This Friday, July 4th, marks the 75th year of Lou Gehrig’s iconic farewell speech when he stepped away from the game of baseball because of his struggle with Amyotrophic Lateral Sclerosis (ALS). At the time of the address in 1939, the disease was not understood nearly as well as it is today. Gehrig brought such significant attention to ALS that it is now known as “Lou Gehrig’s disease.”
As evidenced in his speech, Gehrig displayed exemplary character during his difficult struggle with ALS.
“Don’t think I am depressed or pessimistic about my condition at present,” Lou Gehrig wrote following his retirement from baseball. Struggling against his ever-worsening physical condition, he added, “I intend to hold on as long as possible and then if the inevitable comes, I will accept it philosophically and hope for the best. That’s all we can do.” (Source)

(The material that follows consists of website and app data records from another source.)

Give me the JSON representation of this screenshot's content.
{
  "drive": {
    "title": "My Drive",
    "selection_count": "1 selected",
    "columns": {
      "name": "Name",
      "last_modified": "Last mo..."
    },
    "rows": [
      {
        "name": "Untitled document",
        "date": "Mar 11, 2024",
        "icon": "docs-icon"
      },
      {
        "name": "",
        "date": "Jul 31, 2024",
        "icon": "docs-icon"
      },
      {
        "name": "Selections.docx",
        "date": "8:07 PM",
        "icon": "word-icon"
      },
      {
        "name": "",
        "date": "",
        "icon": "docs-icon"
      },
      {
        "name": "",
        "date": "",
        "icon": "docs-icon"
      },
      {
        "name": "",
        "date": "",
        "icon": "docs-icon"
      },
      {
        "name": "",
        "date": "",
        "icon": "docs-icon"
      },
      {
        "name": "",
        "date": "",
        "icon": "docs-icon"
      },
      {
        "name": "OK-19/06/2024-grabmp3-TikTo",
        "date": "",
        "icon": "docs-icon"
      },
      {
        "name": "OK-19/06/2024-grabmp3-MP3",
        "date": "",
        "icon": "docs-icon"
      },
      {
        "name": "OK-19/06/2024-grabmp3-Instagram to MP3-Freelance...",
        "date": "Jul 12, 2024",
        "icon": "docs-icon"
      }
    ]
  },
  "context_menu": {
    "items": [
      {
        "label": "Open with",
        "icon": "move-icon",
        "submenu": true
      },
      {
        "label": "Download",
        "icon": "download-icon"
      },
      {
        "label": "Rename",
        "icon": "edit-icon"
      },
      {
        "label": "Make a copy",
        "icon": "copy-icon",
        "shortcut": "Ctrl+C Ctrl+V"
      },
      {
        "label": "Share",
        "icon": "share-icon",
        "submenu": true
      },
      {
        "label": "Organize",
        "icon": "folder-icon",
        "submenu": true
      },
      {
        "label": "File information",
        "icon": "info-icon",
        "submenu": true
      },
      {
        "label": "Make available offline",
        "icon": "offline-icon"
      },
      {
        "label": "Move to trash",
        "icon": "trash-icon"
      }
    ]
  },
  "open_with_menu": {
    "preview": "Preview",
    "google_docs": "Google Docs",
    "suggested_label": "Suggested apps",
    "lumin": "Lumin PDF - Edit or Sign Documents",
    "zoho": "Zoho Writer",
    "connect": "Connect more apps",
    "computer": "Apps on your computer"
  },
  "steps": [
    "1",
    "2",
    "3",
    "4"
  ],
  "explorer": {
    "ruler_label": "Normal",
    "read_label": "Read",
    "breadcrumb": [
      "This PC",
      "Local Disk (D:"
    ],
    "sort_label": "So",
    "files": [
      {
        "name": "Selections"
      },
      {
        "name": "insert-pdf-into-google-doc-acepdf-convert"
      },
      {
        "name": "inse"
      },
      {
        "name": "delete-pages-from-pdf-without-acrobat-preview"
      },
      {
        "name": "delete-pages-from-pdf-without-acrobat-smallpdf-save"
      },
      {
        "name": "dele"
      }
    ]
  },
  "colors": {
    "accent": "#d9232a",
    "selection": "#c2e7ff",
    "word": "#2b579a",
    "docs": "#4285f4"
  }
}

While there is still no known cure, there is hope. On the anniversary of his farewell, we remember Lou Gehrig for the courage he displayed, example he set, and the inspiration he still gives to ALS patients today.
The Farewell Speech

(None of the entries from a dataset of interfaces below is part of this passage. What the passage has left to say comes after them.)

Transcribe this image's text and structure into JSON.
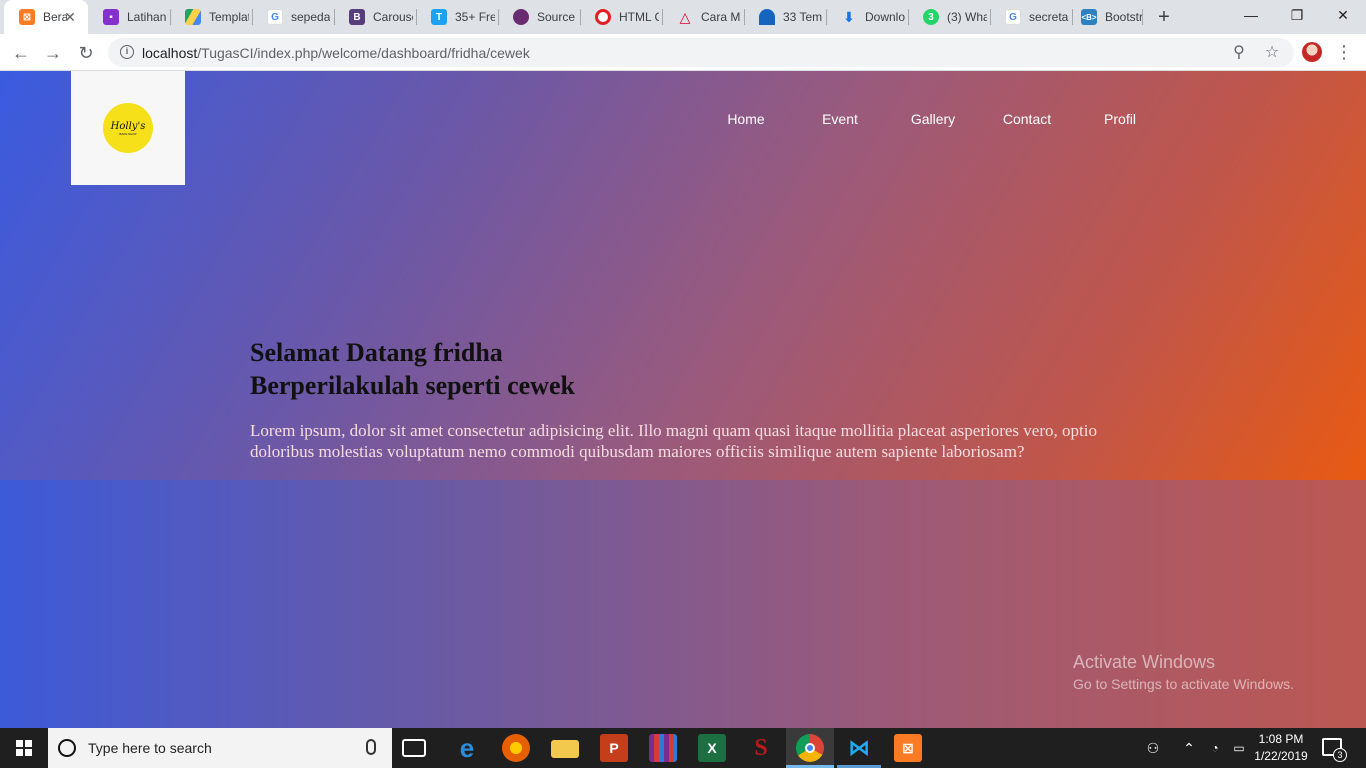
{
  "browser": {
    "tabs": [
      {
        "title": "Bera",
        "icon": "xampp-icon",
        "color": "#fb7a24",
        "active": true
      },
      {
        "title": "Latihan",
        "icon": "classroom-icon",
        "color": "#8430ce"
      },
      {
        "title": "Templat",
        "icon": "drive-icon",
        "color": "#1fa463"
      },
      {
        "title": "sepeda",
        "icon": "google-icon",
        "color": "#4285f4"
      },
      {
        "title": "Carouse",
        "icon": "bootstrap-icon",
        "color": "#563d7c"
      },
      {
        "title": "35+ Fre",
        "icon": "t-icon",
        "color": "#1da1f2"
      },
      {
        "title": "Source",
        "icon": "source-icon",
        "color": "#6a2c70"
      },
      {
        "title": "HTML C",
        "icon": "opera-icon",
        "color": "#e31e24"
      },
      {
        "title": "Cara M",
        "icon": "angular-icon",
        "color": "#dd0031"
      },
      {
        "title": "33 Tem",
        "icon": "template-icon",
        "color": "#1565c0"
      },
      {
        "title": "Downlo",
        "icon": "download-icon",
        "color": "#1a73e8"
      },
      {
        "title": "(3) Wha",
        "icon": "whatsapp-icon",
        "color": "#25d366"
      },
      {
        "title": "secretar",
        "icon": "google-icon",
        "color": "#4285f4"
      },
      {
        "title": "Bootstr",
        "icon": "bootstrap-icon",
        "color": "#2f80c0"
      }
    ],
    "url_host": "localhost",
    "url_path": "/TugasCI/index.php/welcome/dashboard/fridha/cewek"
  },
  "page": {
    "logo_text": "Holly's",
    "logo_sub": "BAKE SHOP",
    "nav": [
      "Home",
      "Event",
      "Gallery",
      "Contact",
      "Profil"
    ],
    "title_line1": "Selamat Datang fridha",
    "title_line2": "Berperilakulah seperti cewek",
    "body": "Lorem ipsum, dolor sit amet consectetur adipisicing elit. Illo magni quam quasi itaque mollitia placeat asperiores vero, optio doloribus molestias voluptatum nemo commodi quibusdam maiores officiis similique autem sapiente laboriosam?"
  },
  "watermark": {
    "line1": "Activate Windows",
    "line2": "Go to Settings to activate Windows."
  },
  "taskbar": {
    "search_placeholder": "Type here to search",
    "time": "1:08 PM",
    "date": "1/22/2019",
    "notification_count": "3"
  }
}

The following is the full text of Lou Gehrig’s inspirational speech (Please click here for the audio of the speech.):
“Fans, for the past two weeks you have been reading about the bad break I got. Yet today I consider myself the luckiest man on the face of this earth. I have been in ballparks for seventeen years and have never received anything but kindness and encouragement from you fans.
Look at these grand men. Which of you wouldn’t consider it the highlight of his career just to associate with them for even one day? Sure, I’m lucky. Who wouldn’t consider it an honor to have known Jacob Ruppert? Also, the builder of baseball’s greatest empire, Ed Barrow? To have spent six years with that wonderful little fellow, Miller Huggins? Then to have spent the next nine years with that outstanding leader, that smart student of psychology, the best manager in baseball today, Joe McCarthy? Sure, I’m lucky.
When the New York Giants, a team you would give your right arm to beat, and vice versa, sends you a gift – that’s something. When everybody down to the groundskeepers and those boys in white coats remember you with trophies – that’s something. When you have a wonderful mother-in-law who takes sides with you in squabbles with her own daughter – that’s something. When you have a father and a mother who work all their lives so you can have an education and build your body – it’s a blessing. When you have a wife who has been a tower of strength and shown more courage than you dreamed existed – that’s the finest I know.
So I close in saying that I might have been given a bad break, but I’ve got an awful lot to live for.”
— Lou Gehrig
Breathing Assistance for ALS
While there is still no known cure for ALS, the Avery Diaphragm Pacing System is able to provide assistance for ALS patients. The Avery Diaphragm Pacing System exercises the diaphragm in order to delay mechanical ventilation, can result in fewer infections, and is preferred by many patients due to increased quality of life.
The Avery Diaphragm Pacing System System
The Avery Diaphragm Pacing System System is the only diaphragm-pacing device with full pre-market approval for adult and pediatric use from the USFDA and CE marking privileges under the European Active Implantable Medical Device Directive. In addition, its system of using small implanted radiofrequency receivers rather than electrode wires that pass directly through the skin may decrease a patient’s risk of infection and ongoing wound care management issues.
Avery has been commercially distributing diaphragm pacing systems since the early 1970’s. Since then, more than 2,000 patients have been implanted in over 40 countries establishing an unsurpassed record of safety and reliability.